For each line below with the word "thanks", write out a copy.

[Input for this task Boundary: Start]

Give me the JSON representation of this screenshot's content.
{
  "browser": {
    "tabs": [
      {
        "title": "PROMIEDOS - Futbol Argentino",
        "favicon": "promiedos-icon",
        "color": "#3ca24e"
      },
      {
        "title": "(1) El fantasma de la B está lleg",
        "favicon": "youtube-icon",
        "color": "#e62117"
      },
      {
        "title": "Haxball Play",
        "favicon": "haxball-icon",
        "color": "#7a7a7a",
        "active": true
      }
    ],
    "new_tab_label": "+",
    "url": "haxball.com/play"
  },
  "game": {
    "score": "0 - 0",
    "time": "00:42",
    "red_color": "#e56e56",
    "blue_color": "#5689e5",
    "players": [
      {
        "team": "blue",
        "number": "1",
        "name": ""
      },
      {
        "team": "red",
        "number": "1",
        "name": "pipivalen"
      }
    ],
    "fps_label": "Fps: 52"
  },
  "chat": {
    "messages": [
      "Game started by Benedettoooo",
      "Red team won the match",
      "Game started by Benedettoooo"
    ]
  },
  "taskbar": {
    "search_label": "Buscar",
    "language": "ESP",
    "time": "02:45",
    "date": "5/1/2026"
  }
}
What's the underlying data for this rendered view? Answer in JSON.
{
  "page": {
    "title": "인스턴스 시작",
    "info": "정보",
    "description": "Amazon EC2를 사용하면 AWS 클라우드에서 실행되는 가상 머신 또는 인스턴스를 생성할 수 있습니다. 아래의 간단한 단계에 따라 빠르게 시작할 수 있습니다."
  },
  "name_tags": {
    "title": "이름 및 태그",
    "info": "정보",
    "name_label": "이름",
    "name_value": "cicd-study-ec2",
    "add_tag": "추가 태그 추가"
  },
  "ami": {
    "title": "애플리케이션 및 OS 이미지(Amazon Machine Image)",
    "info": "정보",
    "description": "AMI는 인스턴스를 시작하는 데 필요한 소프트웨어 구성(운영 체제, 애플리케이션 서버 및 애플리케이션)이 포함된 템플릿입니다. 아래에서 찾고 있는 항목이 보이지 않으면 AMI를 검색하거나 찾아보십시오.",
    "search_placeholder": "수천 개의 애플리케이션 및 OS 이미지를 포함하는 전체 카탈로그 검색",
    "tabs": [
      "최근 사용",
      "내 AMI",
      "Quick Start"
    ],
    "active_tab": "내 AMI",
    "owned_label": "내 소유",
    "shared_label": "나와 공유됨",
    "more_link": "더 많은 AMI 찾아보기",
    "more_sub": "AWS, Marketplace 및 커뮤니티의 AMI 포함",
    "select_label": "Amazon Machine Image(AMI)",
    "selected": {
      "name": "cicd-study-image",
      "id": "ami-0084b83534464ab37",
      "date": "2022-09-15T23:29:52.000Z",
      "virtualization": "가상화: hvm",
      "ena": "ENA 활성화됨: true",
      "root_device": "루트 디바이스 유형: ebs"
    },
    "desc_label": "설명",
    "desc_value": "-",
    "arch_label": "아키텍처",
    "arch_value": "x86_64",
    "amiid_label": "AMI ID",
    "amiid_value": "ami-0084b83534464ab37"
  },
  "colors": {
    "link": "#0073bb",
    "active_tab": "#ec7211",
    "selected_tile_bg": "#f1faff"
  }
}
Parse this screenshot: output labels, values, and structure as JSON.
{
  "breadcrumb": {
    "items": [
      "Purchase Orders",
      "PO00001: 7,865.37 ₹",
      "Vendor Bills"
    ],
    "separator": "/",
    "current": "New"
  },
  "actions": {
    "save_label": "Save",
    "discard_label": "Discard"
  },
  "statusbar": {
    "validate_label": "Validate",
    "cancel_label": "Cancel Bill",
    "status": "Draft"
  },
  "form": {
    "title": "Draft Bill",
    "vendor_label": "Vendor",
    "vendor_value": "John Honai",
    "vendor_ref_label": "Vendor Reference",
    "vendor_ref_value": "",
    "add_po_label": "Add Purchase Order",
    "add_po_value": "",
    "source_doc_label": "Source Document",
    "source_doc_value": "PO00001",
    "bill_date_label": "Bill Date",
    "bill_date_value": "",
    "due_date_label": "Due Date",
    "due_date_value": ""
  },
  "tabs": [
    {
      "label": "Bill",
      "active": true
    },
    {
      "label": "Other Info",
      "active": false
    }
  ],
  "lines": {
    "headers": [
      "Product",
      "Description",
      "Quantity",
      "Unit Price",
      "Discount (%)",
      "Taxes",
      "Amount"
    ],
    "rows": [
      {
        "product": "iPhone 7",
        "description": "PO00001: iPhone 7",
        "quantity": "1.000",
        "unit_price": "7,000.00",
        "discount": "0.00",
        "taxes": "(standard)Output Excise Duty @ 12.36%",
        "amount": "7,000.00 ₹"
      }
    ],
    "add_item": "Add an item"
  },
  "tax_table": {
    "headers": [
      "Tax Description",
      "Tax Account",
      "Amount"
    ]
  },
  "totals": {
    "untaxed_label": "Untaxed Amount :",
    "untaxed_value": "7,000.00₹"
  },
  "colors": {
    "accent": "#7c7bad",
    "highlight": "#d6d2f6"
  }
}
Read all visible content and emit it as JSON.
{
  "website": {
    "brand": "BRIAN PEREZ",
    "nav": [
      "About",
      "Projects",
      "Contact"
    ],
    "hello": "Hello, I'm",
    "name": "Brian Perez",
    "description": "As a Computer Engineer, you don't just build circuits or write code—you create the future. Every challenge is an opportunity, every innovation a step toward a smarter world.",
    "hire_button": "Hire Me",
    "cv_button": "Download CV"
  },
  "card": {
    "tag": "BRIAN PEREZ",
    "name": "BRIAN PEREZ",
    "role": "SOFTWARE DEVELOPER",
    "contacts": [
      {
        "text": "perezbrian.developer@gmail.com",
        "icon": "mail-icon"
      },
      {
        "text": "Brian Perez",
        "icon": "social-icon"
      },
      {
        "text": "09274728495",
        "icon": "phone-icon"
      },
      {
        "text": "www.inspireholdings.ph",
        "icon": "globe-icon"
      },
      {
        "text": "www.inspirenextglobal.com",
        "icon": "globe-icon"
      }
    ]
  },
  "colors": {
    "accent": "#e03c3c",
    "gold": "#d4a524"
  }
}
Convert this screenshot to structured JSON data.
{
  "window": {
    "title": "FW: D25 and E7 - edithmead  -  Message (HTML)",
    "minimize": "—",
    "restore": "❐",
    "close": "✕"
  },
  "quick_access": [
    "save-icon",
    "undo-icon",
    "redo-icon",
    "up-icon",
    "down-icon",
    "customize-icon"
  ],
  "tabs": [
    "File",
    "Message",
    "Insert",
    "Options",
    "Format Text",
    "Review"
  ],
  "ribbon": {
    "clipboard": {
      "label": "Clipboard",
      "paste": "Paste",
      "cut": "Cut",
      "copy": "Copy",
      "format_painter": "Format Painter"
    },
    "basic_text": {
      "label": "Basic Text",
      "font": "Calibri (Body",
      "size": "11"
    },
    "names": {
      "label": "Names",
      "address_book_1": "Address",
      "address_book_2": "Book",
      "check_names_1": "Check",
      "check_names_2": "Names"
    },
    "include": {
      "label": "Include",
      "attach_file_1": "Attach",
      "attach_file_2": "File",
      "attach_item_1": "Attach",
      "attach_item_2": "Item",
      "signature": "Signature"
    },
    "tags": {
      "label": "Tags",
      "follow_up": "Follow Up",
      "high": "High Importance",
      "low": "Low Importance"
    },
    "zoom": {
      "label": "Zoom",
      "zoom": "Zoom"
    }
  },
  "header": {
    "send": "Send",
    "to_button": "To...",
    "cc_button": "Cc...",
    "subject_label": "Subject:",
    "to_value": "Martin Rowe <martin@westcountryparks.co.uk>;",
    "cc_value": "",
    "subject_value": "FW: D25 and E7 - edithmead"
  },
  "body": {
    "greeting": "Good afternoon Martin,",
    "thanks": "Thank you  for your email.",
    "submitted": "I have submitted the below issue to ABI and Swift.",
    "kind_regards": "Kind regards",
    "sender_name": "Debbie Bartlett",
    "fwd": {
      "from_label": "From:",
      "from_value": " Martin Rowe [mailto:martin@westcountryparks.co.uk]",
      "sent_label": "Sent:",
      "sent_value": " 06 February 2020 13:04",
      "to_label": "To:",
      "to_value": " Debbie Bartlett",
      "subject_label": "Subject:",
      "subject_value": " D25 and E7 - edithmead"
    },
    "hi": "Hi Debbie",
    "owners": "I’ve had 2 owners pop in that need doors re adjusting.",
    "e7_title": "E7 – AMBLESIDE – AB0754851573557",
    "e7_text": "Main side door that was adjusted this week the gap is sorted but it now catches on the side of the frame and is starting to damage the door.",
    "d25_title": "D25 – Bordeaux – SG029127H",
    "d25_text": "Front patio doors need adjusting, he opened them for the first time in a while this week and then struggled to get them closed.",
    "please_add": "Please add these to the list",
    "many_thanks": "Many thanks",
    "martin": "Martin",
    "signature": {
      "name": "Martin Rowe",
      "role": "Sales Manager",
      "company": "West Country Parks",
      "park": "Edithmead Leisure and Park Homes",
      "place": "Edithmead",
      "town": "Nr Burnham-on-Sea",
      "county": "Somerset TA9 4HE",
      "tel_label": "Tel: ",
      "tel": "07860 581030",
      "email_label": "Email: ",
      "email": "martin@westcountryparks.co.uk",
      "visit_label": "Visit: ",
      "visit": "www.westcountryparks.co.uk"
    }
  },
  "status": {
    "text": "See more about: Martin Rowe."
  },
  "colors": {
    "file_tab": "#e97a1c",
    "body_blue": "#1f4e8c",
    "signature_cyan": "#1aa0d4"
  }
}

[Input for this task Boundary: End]

## Output of the task
    "thanks": "Thank you  for your email.",
    "many_thanks": "Many thanks",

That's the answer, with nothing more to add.